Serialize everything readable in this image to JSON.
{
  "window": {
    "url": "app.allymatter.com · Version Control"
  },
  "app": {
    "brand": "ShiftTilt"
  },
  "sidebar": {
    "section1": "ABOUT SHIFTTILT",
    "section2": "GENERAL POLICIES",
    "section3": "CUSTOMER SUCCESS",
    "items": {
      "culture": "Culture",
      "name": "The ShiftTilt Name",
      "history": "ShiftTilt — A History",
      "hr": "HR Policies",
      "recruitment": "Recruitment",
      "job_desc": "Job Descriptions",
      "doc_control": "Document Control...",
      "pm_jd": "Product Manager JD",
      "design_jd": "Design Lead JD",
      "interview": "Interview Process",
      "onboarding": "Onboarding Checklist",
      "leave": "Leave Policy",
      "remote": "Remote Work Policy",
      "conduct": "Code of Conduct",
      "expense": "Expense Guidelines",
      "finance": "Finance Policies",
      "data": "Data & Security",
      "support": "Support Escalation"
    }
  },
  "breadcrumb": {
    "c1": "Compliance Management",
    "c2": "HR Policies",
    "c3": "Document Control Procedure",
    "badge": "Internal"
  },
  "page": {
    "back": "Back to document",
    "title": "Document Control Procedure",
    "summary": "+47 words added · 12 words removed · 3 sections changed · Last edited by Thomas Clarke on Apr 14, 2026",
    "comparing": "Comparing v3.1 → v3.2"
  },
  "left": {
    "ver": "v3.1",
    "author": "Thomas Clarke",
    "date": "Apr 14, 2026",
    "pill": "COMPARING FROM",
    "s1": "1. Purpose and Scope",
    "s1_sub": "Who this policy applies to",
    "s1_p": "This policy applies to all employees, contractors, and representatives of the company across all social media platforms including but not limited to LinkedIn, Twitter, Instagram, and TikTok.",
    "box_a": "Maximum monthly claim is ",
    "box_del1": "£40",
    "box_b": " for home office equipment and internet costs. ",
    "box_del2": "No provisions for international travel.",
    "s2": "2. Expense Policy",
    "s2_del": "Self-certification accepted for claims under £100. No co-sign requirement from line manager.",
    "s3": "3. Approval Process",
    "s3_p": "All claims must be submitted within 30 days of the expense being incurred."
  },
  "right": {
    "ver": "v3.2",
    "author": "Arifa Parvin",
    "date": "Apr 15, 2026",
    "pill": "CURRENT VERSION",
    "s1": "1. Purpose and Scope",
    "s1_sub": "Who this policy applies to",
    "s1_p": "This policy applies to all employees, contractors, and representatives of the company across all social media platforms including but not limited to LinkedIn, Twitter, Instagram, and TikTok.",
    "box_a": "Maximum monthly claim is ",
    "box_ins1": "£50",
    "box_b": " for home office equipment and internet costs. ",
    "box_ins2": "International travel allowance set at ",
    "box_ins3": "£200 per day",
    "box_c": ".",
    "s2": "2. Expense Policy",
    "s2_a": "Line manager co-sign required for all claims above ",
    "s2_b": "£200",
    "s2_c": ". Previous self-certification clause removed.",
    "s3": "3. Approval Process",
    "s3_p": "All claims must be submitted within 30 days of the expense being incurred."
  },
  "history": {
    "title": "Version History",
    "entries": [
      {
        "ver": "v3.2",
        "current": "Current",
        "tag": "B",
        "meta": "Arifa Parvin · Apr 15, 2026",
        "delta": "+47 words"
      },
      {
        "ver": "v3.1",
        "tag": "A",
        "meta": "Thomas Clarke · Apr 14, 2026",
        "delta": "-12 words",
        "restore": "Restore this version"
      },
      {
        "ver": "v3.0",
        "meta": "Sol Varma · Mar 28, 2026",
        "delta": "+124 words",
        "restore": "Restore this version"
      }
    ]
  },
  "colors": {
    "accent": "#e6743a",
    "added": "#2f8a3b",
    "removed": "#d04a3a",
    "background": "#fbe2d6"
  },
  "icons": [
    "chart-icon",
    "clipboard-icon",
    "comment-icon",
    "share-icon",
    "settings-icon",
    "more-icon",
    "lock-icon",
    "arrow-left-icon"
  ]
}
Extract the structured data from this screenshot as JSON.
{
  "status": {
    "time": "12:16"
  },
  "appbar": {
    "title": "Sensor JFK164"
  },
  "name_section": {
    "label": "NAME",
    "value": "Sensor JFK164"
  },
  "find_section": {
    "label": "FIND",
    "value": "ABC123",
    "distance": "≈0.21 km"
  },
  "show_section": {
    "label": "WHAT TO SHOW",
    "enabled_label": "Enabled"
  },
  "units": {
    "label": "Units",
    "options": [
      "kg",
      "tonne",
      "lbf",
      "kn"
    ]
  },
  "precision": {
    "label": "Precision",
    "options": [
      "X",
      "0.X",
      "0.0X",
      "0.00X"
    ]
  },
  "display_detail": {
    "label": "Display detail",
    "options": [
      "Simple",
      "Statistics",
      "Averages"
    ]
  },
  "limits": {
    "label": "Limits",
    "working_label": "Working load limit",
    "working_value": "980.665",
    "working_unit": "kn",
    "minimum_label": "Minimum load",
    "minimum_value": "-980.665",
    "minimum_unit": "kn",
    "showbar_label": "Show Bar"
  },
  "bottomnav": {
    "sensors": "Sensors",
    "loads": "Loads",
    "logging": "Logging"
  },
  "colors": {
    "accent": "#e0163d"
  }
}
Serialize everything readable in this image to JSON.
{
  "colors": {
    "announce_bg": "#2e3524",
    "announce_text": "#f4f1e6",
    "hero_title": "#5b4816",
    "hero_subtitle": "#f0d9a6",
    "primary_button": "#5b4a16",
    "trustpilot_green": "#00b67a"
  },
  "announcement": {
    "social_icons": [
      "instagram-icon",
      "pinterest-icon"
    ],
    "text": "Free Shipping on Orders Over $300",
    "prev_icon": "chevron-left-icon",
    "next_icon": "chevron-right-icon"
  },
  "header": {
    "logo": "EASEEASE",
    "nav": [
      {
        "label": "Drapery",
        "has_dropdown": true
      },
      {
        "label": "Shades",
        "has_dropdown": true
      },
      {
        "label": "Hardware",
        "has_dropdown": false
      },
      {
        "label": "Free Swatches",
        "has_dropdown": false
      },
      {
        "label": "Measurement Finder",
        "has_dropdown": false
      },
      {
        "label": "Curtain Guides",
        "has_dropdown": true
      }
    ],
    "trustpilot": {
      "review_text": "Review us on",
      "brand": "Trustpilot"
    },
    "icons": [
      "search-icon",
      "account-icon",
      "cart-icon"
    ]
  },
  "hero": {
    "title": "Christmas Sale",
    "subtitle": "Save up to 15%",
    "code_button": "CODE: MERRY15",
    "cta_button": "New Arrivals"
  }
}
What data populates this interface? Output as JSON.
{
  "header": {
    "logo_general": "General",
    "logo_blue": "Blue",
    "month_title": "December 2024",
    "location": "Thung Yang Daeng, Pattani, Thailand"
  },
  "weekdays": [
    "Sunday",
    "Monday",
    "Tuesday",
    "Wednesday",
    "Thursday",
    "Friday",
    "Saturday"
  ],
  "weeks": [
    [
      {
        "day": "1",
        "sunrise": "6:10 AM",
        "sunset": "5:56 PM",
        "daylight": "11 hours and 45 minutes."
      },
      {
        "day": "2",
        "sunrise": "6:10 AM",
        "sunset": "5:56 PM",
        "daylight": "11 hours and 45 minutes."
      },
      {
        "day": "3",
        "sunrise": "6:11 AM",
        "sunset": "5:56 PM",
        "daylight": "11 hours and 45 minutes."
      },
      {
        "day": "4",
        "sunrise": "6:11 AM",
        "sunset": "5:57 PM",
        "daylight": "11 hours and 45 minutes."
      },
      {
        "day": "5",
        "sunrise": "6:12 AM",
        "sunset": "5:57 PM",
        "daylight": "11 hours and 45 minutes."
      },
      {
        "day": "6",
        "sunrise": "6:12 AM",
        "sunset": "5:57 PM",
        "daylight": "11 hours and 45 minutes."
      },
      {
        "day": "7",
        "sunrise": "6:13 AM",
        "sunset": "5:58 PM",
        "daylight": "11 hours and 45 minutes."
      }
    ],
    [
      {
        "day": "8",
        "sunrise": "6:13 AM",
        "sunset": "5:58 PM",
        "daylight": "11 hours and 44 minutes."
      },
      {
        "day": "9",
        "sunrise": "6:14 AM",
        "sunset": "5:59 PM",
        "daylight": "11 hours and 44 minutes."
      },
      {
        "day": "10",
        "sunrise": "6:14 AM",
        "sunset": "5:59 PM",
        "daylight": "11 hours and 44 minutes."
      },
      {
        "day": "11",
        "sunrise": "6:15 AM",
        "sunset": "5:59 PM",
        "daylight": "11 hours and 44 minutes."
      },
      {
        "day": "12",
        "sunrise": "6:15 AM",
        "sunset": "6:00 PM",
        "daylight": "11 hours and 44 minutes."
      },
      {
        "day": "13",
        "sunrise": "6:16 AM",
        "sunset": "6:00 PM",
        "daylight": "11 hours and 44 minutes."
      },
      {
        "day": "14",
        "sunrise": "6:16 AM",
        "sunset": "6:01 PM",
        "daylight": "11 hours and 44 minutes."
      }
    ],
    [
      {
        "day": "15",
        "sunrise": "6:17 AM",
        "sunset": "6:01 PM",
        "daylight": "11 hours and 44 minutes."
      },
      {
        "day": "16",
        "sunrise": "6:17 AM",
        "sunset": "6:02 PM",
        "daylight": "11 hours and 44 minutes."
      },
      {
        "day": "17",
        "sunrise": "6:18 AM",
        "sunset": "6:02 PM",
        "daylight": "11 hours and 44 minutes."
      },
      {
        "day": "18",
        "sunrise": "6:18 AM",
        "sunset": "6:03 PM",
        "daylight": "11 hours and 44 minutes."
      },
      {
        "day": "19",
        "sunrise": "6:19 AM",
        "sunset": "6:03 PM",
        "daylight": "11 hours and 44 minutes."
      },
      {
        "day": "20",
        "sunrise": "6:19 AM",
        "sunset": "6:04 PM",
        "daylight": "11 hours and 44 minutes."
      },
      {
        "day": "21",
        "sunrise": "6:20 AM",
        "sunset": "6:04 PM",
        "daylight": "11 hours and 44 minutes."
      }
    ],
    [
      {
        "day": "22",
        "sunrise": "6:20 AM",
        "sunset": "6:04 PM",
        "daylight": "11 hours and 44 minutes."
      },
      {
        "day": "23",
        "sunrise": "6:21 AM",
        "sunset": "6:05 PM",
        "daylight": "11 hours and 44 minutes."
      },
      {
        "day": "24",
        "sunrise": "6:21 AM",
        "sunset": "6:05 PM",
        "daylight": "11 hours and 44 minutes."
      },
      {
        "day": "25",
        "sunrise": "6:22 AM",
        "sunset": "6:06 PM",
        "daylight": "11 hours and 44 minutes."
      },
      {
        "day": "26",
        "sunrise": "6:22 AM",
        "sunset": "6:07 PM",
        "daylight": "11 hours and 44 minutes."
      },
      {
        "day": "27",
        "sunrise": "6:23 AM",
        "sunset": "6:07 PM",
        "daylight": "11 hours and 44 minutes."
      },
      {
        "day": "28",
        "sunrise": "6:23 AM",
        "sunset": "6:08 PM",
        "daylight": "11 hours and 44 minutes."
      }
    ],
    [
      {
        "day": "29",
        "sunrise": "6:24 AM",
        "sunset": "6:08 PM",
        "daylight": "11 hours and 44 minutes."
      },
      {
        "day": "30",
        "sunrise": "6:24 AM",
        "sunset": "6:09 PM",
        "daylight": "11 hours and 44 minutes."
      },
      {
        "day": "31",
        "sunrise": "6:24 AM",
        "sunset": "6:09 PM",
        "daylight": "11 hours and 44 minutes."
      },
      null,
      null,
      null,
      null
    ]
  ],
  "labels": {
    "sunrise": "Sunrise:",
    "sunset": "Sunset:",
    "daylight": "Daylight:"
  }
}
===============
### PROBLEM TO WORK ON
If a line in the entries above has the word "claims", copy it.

### OUTPUT FOR THIS EXERCISE
    "s2_del": "Self-certification accepted for claims under £100. No co-sign requirement from line manager.",
    "s3_p": "All claims must be submitted within 30 days of the expense being incurred."
    "s2_a": "Line manager co-sign required for all claims above ",
    "s3_p": "All claims must be submitted within 30 days of the expense being incurred."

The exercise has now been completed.